In June 2013, we saw disgruntled Brazilians taking to the streets nationwide to protest the high cost of preparations for the upcoming FIFA World Cup in Brazil. The demonstrations captured in real time the Brazilians’ frustrations finally bubbling over. Brazilians have taken advantage of the fact that the world’s eyes are now on their country and scenes of dissatisfaction with the standards of living in the country have taken center stage. The world cup is driving a frenzy of road construction, airport renovations and other projects and people have been made to make way. Evictions, forceful removals and demolitions have become synonymous with the world cup in Brazil.
Yes the world cup is going to bring loads of goodies to Brazil, (jobs, GDP etc) but they will for the most part be limited to the 12 host cities. The actions of the Brazilian government towards it people provide evidence that the world cup’s legacy won’t quite be what was initially expected. Predictions of its economic impact don’t reflect reality. For instance, the estimates of the number of jobs created directly and indirectly by the event don’t consider the increase in productivity and the fact that as a result, companies might produce more and offer more services without creating a significant number of permanent jobs. Could this be a case of short term gain clouding long term judgment?
The butterfly effect
In a world where economies are becoming more and more intertwined taking the example of the housing collapse in the U.S. causing the global economic downturn of 2008, a butterfly flapping its wings in Tokyo can cause a storm in New York. As the Greeks will be watching the World Cup then the Olympics in Brazil, many of them will be wondering how they went from international pride and glory in 2004 to the disaster that is today’s crisis which threatened to bring down the whole Euro-zone and required magnanimous intervention from other states.
Within days of the closing ceremony, Greece warned the euro area that its public debt and deficit figures would be worse than expected.
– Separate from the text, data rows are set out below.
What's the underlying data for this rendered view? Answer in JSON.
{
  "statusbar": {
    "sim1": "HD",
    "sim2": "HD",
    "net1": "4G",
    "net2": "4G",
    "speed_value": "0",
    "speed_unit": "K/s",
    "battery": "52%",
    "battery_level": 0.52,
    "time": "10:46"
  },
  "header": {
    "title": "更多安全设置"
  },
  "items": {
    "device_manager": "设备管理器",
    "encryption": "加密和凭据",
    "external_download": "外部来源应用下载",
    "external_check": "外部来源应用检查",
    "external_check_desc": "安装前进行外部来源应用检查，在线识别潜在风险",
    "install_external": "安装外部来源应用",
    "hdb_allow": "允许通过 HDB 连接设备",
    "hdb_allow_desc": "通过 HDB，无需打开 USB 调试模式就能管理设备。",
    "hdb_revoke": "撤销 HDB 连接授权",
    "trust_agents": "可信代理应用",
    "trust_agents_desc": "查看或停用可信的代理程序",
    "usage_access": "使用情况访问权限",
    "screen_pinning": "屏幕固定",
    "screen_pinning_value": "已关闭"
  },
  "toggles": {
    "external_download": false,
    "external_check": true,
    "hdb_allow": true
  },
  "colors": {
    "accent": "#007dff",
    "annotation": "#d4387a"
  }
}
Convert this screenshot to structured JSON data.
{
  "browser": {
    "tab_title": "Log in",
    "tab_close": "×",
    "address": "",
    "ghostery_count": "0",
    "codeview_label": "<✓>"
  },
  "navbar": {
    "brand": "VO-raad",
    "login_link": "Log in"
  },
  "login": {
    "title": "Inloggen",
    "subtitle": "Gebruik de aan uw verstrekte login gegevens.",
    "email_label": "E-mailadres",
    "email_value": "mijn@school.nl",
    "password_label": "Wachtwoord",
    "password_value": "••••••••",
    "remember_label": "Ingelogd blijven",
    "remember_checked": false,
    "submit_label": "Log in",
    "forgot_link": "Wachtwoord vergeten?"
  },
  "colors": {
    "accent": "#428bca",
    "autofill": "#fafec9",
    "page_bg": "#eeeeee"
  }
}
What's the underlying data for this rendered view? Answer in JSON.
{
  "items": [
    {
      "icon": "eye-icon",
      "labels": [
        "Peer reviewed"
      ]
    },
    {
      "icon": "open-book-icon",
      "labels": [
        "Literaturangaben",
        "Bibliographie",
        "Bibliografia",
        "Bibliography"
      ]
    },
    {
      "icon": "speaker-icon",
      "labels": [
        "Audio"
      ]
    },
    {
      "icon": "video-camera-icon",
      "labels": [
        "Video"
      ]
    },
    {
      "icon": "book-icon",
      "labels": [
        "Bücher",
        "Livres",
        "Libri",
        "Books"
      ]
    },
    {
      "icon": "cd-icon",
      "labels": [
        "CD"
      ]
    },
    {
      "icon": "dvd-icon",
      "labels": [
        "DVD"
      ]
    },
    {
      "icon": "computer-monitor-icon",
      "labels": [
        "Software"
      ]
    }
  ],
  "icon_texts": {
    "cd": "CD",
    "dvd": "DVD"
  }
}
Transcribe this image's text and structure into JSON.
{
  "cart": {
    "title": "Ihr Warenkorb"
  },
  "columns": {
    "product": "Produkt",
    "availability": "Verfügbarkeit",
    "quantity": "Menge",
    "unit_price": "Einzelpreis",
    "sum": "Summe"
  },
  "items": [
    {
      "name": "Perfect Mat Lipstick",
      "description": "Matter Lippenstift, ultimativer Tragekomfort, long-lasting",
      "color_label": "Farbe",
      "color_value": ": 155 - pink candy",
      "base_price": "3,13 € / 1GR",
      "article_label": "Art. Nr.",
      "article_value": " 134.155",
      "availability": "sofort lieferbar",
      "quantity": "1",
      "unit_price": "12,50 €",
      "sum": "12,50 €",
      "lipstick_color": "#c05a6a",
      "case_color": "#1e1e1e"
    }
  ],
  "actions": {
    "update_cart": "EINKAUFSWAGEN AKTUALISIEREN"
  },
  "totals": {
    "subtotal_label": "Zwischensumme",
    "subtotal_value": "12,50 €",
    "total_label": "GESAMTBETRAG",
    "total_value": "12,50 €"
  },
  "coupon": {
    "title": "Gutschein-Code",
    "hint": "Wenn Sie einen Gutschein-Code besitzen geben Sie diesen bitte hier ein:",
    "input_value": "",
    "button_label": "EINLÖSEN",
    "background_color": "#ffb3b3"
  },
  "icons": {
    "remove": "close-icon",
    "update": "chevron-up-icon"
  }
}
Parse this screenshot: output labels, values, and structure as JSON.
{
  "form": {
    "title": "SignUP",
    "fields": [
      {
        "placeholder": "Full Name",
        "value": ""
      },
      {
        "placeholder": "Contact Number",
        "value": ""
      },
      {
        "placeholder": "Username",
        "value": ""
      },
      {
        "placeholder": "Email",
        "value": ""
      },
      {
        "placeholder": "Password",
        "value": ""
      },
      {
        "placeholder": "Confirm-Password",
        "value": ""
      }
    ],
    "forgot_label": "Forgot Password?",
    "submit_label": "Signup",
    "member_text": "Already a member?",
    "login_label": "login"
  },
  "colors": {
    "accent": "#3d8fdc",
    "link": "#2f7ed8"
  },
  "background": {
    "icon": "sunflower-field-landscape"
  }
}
The 2004 deficit came in at 6.1 percent of gross domestic product, more than double the euro-zone limit, while debt reached 110.6 percent of gross domestic product, the highest in the European Union. With the governing bodies of these super tournaments expressing interest in moving more towards awarding developing countries the chance to host these events, are such options really viable? Even Londoners had a hard time dealing with the kind of money they had to spend during the Olympics.
The total cost in infrastructure investment for the World Cup is estimated to be over 25 billion reais ($10.5 billion), of which only 15% are financed by the private sector. Similar fractions have been seen in past world events. Is this a viable model for countries that are getting more and more ravaged with debt? I know football fans will disagree with me but it doesn’t take a brain dead monkey to realize that public money is more efficient when used to build a new hospital than a new stadium. Again, short term gain versus long term judgment.
And then we have the proverbial white elephant that is left behind with every one of these parties. The dead capital that is the symbol of heritage that the locals who once inhabited that piece of land will experience a short term burst of pride for. Sure, the Olympics will be coming to Brazil in around a year’s time, but those Olympics will be held in Rio not in 12 cities! The white elephant problem is something that Portugal is all too familiar with, with the country considering razing some of its stadiums after losing ideas of what to do with them a few years after the 2004 Euro championship.
When the Championships are over, some obscure cities in Brazil will be left with beautiful stadiums to behold and no beautiful plans for their use. A city like Manaus situated in the middle of the Amazon will host only four games during the championships but that will probably be the only soccer that place will see, somehow the planners didn’t think of the fact that the area doesn’t even have a soccer club (I’m not saying that soccer is the only thing done in stadiums in Brazil, but there’s only so much one can do effectively with 50,000 plus seater stadiums). The same goes for Natal, Cuiaba and even Brasilia! Brazil, it seems, is already taking suggestions for what to do with these stadia prompting legends like Romario to suggest,
“Maybe, they’ll stage concerts at those stadiums a few times a month, but that aside, they’re a joke.”
Countries like Greece and Portugal have shown signs that mega tournaments like the world cup and the Olympics are proving to be risky ventures for economies as the years go by and show that little thinking sometimes goes beyond the festivities. Meanwhile back home, we just signed ourselves into over 300 billion plus shilling debt, let’s hope this writer will still be alive to tell you when the fireworks happen on this one. Let’s not let our short term thinking cloud long term judgments, let’s do projects that add value to our citizens.
By Madung Odang